---------- Data extract ----------

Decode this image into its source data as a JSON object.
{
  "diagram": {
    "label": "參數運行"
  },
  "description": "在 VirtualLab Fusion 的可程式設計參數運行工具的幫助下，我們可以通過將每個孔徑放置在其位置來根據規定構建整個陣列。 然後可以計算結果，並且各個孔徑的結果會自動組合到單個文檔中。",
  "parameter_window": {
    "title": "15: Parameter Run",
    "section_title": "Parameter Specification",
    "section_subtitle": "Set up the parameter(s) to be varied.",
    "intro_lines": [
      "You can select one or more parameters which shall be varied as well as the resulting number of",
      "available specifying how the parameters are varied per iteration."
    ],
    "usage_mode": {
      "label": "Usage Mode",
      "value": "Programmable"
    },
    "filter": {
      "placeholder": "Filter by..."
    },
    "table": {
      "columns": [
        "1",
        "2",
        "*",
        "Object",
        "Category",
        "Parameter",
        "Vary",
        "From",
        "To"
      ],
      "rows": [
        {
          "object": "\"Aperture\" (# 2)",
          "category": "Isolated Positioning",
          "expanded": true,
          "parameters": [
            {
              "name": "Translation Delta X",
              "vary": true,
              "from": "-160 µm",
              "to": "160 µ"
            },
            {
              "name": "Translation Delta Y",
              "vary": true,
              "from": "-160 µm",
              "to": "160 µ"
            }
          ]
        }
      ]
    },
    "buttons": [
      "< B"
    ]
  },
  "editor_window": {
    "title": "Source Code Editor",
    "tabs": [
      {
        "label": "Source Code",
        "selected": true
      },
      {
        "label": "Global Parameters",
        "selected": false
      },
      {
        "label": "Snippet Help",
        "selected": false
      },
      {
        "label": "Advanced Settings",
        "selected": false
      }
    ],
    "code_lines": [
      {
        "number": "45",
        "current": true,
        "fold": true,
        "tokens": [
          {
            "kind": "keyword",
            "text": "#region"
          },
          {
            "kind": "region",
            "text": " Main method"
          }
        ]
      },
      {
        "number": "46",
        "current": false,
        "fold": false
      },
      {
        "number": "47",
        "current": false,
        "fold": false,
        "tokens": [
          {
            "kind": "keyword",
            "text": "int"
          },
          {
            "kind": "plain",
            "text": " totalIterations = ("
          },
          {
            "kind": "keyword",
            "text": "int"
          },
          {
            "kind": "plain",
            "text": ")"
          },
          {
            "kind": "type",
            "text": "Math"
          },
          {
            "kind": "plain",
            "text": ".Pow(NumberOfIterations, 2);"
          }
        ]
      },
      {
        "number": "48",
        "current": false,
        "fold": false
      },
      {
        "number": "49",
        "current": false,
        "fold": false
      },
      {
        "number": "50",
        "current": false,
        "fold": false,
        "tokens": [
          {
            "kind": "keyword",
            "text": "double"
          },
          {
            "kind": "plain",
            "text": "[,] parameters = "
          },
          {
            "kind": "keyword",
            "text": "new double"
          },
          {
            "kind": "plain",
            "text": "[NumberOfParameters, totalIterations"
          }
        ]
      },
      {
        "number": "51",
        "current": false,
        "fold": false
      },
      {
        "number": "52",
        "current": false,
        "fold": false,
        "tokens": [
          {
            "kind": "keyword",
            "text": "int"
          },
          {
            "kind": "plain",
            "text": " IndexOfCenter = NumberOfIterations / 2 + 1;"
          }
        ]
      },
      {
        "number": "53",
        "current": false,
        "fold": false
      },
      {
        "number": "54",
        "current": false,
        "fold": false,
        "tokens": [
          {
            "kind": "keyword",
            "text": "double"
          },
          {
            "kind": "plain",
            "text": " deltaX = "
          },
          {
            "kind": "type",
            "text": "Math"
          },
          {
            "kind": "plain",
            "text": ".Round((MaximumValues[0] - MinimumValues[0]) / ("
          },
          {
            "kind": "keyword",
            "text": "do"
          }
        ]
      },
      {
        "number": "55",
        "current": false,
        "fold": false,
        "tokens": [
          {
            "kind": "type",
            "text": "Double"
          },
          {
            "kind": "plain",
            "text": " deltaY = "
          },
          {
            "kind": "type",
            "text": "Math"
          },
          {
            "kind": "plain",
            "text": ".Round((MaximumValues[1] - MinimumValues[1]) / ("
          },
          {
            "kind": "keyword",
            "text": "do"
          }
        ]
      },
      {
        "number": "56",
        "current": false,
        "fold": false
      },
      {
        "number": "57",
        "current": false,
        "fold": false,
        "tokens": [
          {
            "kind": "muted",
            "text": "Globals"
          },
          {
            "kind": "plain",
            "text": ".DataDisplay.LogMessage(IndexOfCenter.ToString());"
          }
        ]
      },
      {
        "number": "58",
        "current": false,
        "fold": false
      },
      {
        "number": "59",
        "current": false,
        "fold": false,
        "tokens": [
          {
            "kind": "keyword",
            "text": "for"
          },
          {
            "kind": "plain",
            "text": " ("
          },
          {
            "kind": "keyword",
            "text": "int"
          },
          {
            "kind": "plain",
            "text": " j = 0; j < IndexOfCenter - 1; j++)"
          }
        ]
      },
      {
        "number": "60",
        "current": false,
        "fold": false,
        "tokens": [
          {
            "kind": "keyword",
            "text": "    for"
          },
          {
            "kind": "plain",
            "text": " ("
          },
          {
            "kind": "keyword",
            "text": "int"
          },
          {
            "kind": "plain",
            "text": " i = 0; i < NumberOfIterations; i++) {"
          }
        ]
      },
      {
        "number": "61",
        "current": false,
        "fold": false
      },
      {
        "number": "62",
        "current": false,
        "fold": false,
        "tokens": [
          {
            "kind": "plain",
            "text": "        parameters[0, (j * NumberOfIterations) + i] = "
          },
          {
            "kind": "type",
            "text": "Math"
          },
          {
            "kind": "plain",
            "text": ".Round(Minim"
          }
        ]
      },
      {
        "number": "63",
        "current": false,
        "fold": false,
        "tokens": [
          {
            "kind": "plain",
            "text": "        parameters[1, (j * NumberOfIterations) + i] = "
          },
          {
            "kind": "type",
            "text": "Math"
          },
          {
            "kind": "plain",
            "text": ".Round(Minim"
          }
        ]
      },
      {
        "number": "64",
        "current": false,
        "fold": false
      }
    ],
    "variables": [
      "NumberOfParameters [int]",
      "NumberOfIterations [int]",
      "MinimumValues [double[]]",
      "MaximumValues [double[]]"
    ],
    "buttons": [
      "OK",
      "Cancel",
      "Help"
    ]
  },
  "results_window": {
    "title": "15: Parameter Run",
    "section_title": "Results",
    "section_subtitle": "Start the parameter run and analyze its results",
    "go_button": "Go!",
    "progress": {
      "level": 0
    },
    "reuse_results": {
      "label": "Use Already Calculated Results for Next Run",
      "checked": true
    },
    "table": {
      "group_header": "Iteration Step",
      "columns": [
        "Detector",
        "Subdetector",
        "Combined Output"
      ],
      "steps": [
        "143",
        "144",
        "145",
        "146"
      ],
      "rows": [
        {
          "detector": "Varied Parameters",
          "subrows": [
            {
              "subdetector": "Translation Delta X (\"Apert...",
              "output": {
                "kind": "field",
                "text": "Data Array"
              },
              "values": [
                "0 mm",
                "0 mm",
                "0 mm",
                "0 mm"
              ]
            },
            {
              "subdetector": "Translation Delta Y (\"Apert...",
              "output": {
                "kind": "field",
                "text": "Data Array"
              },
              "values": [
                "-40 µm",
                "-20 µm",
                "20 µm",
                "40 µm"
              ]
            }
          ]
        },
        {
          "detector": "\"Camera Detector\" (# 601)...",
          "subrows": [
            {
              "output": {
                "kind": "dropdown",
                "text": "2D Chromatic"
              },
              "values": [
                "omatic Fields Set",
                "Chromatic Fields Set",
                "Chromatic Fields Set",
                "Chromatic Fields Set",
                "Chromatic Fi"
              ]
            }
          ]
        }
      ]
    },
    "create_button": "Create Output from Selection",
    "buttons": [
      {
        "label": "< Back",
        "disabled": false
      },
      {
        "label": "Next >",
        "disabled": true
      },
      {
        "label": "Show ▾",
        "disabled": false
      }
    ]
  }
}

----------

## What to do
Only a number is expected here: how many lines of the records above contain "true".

## Written response
8